→ **REQUIREMENT**
Output all of the data exactly as it appears, but leave out any pictures it contains.

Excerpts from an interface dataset
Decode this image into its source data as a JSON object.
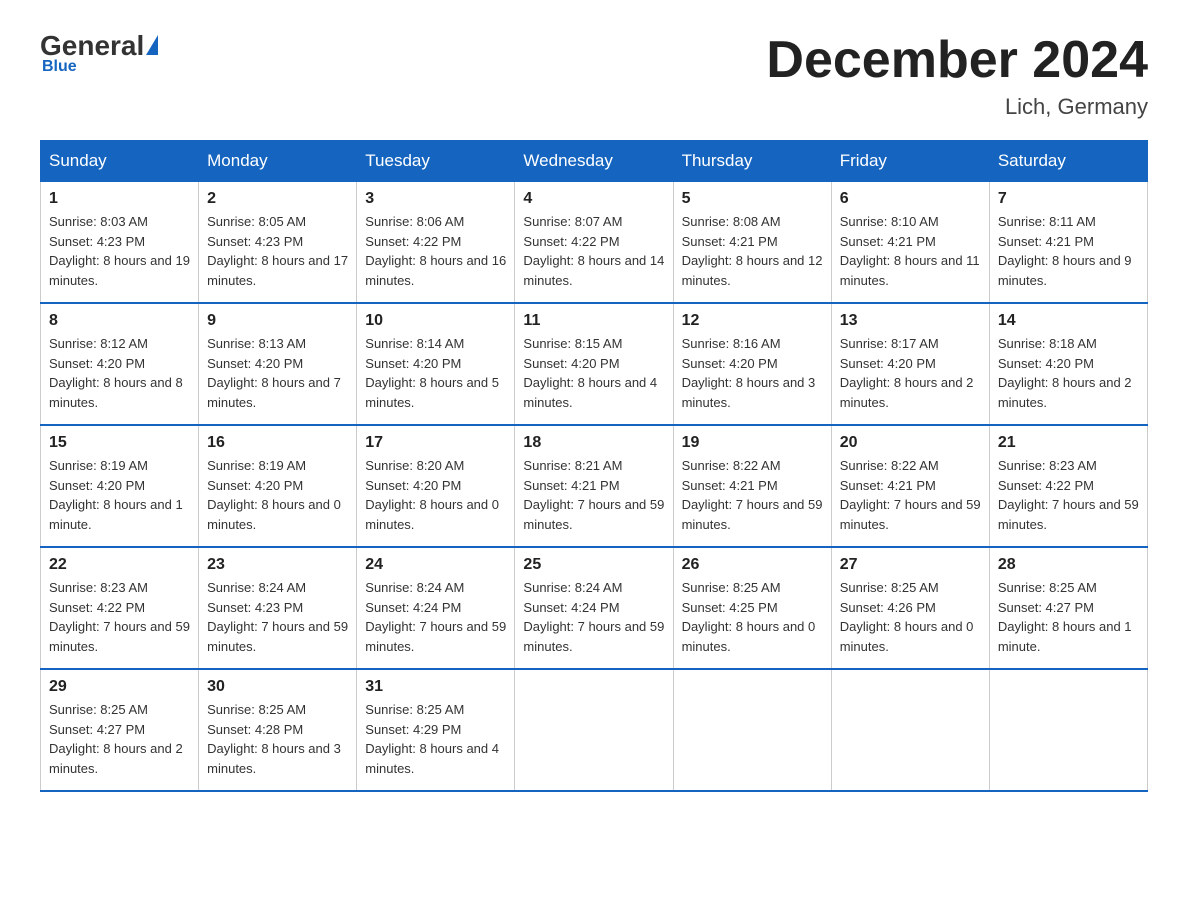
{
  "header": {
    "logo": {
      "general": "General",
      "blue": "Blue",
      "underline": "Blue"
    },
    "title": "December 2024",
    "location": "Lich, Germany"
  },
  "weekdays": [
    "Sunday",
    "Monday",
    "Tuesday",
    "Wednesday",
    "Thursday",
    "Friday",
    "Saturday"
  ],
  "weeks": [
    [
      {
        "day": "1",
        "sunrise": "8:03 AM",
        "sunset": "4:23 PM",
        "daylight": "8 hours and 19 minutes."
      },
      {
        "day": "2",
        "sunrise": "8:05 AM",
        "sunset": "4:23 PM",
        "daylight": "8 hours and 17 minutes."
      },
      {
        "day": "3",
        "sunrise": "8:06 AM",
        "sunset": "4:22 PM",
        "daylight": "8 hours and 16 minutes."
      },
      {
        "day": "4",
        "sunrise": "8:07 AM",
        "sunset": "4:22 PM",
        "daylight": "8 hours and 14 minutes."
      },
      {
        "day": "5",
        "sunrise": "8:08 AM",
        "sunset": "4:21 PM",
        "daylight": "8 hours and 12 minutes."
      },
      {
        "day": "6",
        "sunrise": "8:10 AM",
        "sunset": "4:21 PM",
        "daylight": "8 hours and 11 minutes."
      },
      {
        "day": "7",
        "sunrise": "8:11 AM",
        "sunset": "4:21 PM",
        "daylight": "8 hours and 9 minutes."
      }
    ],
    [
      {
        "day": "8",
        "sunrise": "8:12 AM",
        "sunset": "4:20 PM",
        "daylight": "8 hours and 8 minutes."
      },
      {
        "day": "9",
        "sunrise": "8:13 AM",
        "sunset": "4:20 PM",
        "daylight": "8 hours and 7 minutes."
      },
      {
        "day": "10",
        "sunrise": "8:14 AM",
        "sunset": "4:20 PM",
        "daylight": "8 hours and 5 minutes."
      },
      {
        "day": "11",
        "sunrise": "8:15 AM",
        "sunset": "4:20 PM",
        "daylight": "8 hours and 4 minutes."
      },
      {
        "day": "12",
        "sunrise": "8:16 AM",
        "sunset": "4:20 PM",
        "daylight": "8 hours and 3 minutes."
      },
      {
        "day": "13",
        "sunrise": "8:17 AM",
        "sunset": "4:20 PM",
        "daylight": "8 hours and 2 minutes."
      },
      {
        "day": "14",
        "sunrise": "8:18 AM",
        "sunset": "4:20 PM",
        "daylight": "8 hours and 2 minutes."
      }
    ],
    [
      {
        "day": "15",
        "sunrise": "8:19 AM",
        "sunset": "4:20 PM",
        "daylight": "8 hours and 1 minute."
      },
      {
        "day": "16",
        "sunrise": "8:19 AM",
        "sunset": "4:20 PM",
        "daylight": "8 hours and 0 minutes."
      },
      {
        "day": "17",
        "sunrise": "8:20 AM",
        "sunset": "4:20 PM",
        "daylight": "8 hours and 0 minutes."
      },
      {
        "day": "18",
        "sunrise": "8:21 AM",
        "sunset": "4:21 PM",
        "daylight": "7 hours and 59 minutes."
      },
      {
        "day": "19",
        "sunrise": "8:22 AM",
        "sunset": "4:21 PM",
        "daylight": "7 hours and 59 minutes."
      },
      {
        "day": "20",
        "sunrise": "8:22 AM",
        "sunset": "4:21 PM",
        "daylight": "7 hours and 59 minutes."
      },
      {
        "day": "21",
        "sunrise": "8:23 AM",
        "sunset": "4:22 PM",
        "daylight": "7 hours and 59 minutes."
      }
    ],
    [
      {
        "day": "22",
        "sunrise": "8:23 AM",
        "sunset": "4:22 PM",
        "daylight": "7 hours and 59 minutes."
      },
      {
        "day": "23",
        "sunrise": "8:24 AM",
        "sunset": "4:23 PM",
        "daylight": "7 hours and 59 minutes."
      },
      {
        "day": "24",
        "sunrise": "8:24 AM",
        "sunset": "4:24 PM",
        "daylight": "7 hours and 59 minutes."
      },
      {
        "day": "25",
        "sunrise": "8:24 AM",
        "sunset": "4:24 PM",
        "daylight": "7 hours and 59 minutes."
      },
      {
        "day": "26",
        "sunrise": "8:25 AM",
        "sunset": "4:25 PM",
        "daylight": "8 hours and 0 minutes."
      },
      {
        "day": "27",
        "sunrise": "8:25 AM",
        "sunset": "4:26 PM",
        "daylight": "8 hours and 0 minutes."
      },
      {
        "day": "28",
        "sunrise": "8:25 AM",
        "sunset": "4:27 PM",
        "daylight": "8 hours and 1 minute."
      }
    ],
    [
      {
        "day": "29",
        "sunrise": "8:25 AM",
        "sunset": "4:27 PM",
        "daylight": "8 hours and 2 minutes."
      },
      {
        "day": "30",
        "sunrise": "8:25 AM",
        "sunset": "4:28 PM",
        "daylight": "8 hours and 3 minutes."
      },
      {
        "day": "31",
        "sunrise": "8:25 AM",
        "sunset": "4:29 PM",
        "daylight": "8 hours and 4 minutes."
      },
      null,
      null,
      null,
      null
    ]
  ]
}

→ **ANSWER BOX**
Decode this image into its source data as a JSON object.
{
  "header": {
    "logo": {
      "general": "General",
      "blue": "Blue",
      "underline": "Blue"
    },
    "title": "December 2024",
    "location": "Lich, Germany"
  },
  "weekdays": [
    "Sunday",
    "Monday",
    "Tuesday",
    "Wednesday",
    "Thursday",
    "Friday",
    "Saturday"
  ],
  "weeks": [
    [
      {
        "day": "1",
        "sunrise": "8:03 AM",
        "sunset": "4:23 PM",
        "daylight": "8 hours and 19 minutes."
      },
      {
        "day": "2",
        "sunrise": "8:05 AM",
        "sunset": "4:23 PM",
        "daylight": "8 hours and 17 minutes."
      },
      {
        "day": "3",
        "sunrise": "8:06 AM",
        "sunset": "4:22 PM",
        "daylight": "8 hours and 16 minutes."
      },
      {
        "day": "4",
        "sunrise": "8:07 AM",
        "sunset": "4:22 PM",
        "daylight": "8 hours and 14 minutes."
      },
      {
        "day": "5",
        "sunrise": "8:08 AM",
        "sunset": "4:21 PM",
        "daylight": "8 hours and 12 minutes."
      },
      {
        "day": "6",
        "sunrise": "8:10 AM",
        "sunset": "4:21 PM",
        "daylight": "8 hours and 11 minutes."
      },
      {
        "day": "7",
        "sunrise": "8:11 AM",
        "sunset": "4:21 PM",
        "daylight": "8 hours and 9 minutes."
      }
    ],
    [
      {
        "day": "8",
        "sunrise": "8:12 AM",
        "sunset": "4:20 PM",
        "daylight": "8 hours and 8 minutes."
      },
      {
        "day": "9",
        "sunrise": "8:13 AM",
        "sunset": "4:20 PM",
        "daylight": "8 hours and 7 minutes."
      },
      {
        "day": "10",
        "sunrise": "8:14 AM",
        "sunset": "4:20 PM",
        "daylight": "8 hours and 5 minutes."
      },
      {
        "day": "11",
        "sunrise": "8:15 AM",
        "sunset": "4:20 PM",
        "daylight": "8 hours and 4 minutes."
      },
      {
        "day": "12",
        "sunrise": "8:16 AM",
        "sunset": "4:20 PM",
        "daylight": "8 hours and 3 minutes."
      },
      {
        "day": "13",
        "sunrise": "8:17 AM",
        "sunset": "4:20 PM",
        "daylight": "8 hours and 2 minutes."
      },
      {
        "day": "14",
        "sunrise": "8:18 AM",
        "sunset": "4:20 PM",
        "daylight": "8 hours and 2 minutes."
      }
    ],
    [
      {
        "day": "15",
        "sunrise": "8:19 AM",
        "sunset": "4:20 PM",
        "daylight": "8 hours and 1 minute."
      },
      {
        "day": "16",
        "sunrise": "8:19 AM",
        "sunset": "4:20 PM",
        "daylight": "8 hours and 0 minutes."
      },
      {
        "day": "17",
        "sunrise": "8:20 AM",
        "sunset": "4:20 PM",
        "daylight": "8 hours and 0 minutes."
      },
      {
        "day": "18",
        "sunrise": "8:21 AM",
        "sunset": "4:21 PM",
        "daylight": "7 hours and 59 minutes."
      },
      {
        "day": "19",
        "sunrise": "8:22 AM",
        "sunset": "4:21 PM",
        "daylight": "7 hours and 59 minutes."
      },
      {
        "day": "20",
        "sunrise": "8:22 AM",
        "sunset": "4:21 PM",
        "daylight": "7 hours and 59 minutes."
      },
      {
        "day": "21",
        "sunrise": "8:23 AM",
        "sunset": "4:22 PM",
        "daylight": "7 hours and 59 minutes."
      }
    ],
    [
      {
        "day": "22",
        "sunrise": "8:23 AM",
        "sunset": "4:22 PM",
        "daylight": "7 hours and 59 minutes."
      },
      {
        "day": "23",
        "sunrise": "8:24 AM",
        "sunset": "4:23 PM",
        "daylight": "7 hours and 59 minutes."
      },
      {
        "day": "24",
        "sunrise": "8:24 AM",
        "sunset": "4:24 PM",
        "daylight": "7 hours and 59 minutes."
      },
      {
        "day": "25",
        "sunrise": "8:24 AM",
        "sunset": "4:24 PM",
        "daylight": "7 hours and 59 minutes."
      },
      {
        "day": "26",
        "sunrise": "8:25 AM",
        "sunset": "4:25 PM",
        "daylight": "8 hours and 0 minutes."
      },
      {
        "day": "27",
        "sunrise": "8:25 AM",
        "sunset": "4:26 PM",
        "daylight": "8 hours and 0 minutes."
      },
      {
        "day": "28",
        "sunrise": "8:25 AM",
        "sunset": "4:27 PM",
        "daylight": "8 hours and 1 minute."
      }
    ],
    [
      {
        "day": "29",
        "sunrise": "8:25 AM",
        "sunset": "4:27 PM",
        "daylight": "8 hours and 2 minutes."
      },
      {
        "day": "30",
        "sunrise": "8:25 AM",
        "sunset": "4:28 PM",
        "daylight": "8 hours and 3 minutes."
      },
      {
        "day": "31",
        "sunrise": "8:25 AM",
        "sunset": "4:29 PM",
        "daylight": "8 hours and 4 minutes."
      },
      null,
      null,
      null,
      null
    ]
  ]
}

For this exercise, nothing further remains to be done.